Espionage, theft, manipulation... Hackers are attacking central banks, forcing them to increase their cybersecurity. Central banks are focusing in particular on training their staff to deal with these cyberattacks.
The accounts of several political figures hacked
Cybersecurity is a key concern for central bankers. Last July, Christine Lagarde, current President of the European Central Bank (ECB), was the target of a computer attack. Posing as Angela Merkel, the hackers sent her an SMS using the former German Chancellor's telephone number. The message suggested an interview on WhatsApp and asked the former IMF President to provide her authentication codes, citing IT problems. As a precaution, Christine Lagarde did not respond. An investigation has been launched to determine how Angela Merkel's number could have been stolen, although " the attack was quickly detected and stopped, and no data was stolen ", reports an ECB spokesperson.
Political figures are not the only ones targeted by these large-scale computer attacks. Central banks and state institutions are also affected. Nicolai Tangen, head of Norway's sovereign wealth fund, told the Financial Times of his concerns. The fund, which has nearly 1,200 billion in assets under management, has seen the number of cyber attacks against it double in just 3 years. In total, more than 100,000 cyber attacks are recorded every year, 1,000 of which are considered serious.
Generally speaking, cyber attacks targeting financial players have risen sharply in recent months. Malware attacks rose by 11% in the first half of 2022, while ransomware attacks against financial institutions soared by 243% over the same period.

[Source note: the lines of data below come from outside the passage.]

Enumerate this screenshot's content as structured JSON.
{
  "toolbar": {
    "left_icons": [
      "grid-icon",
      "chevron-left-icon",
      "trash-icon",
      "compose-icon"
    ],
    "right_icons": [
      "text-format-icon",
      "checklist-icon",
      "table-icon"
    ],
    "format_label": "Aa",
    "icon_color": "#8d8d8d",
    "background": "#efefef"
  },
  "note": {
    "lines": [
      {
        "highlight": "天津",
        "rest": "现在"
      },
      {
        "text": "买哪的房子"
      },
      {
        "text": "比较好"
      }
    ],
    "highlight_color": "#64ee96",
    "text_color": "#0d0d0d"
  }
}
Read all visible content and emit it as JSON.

Increase the cybersecurity budget
Faced with the risks to which they are exposed on a daily basis, central banks in emerging countries have been increasing their dedicated cybersecurity budgets since 2020. Like central banks in developed countries, they are focusing on training their staff, encouraging them to adopt the right reflexes to prevent criminals from gaining access to sensitive information.
Despite these good resolutions, few institutions are leading by example. According to the central banks, those under their jurisdiction have increased their cybersecurity budget by less than 10%, and one in five has not increased it at all.

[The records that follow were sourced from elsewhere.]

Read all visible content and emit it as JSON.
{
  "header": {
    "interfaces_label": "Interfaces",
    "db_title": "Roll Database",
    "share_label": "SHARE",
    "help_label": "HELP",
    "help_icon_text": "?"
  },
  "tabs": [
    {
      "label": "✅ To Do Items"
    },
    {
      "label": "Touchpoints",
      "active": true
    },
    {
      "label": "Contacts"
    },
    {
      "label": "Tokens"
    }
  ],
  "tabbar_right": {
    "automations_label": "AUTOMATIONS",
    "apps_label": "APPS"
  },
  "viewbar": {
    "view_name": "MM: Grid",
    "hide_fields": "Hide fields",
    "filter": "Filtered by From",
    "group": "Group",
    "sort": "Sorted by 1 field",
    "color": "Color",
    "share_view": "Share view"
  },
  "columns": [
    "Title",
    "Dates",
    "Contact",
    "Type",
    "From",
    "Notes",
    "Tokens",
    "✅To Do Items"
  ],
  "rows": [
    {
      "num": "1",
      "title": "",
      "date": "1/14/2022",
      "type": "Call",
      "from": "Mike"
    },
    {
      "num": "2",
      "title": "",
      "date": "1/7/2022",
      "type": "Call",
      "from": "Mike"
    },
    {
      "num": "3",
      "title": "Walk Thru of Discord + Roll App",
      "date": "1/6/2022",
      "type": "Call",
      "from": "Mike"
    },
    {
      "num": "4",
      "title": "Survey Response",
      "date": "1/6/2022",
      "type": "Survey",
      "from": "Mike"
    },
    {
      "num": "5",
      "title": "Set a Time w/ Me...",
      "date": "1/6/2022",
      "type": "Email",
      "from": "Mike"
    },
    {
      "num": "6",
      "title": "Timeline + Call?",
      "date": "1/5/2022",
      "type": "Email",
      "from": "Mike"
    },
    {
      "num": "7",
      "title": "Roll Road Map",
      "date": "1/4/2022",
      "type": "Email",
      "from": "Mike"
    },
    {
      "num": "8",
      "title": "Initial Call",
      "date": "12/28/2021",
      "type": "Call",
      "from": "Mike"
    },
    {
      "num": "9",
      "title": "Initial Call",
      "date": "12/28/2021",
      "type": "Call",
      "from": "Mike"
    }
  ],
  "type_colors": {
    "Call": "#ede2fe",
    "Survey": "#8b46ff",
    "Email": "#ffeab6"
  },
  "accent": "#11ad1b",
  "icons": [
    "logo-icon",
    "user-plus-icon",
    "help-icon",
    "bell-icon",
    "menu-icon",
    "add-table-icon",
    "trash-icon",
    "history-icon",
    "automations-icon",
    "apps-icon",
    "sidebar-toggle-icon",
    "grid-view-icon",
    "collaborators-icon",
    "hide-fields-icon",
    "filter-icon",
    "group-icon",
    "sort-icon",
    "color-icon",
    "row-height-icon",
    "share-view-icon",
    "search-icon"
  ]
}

Among the most targeted players, fintechs have the most to lose, because when they fall victim to a cyber attack, they may be forced to make a public announcement. This announcement can affect their reputation and lead to a fall in their share price if they are listed.

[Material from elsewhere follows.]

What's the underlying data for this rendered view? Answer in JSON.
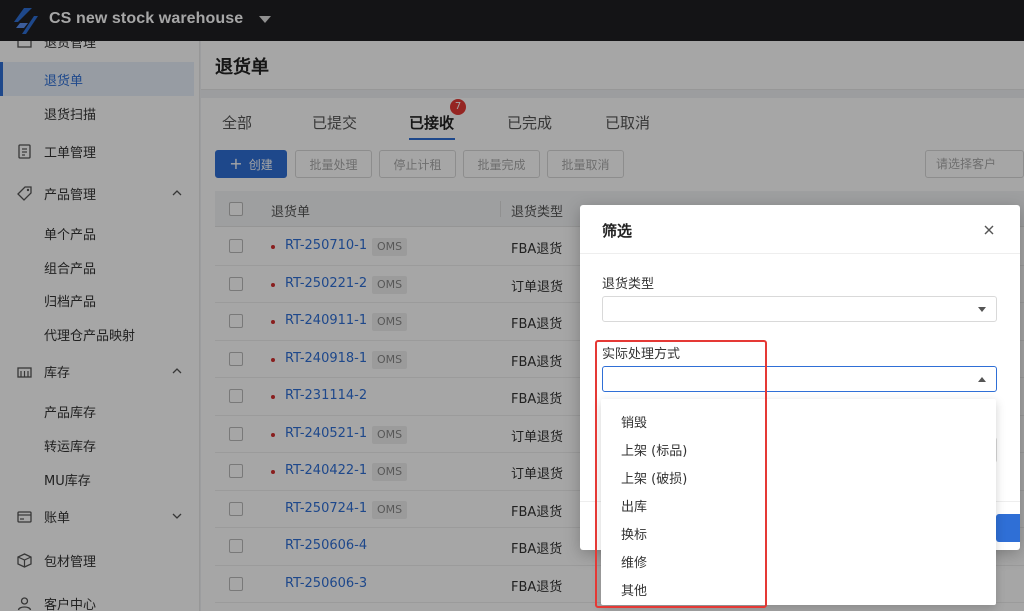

Cyber-risk awareness is needed to effectively manage the operational and financial risks that cyber-attacks pose to banks and financial startups.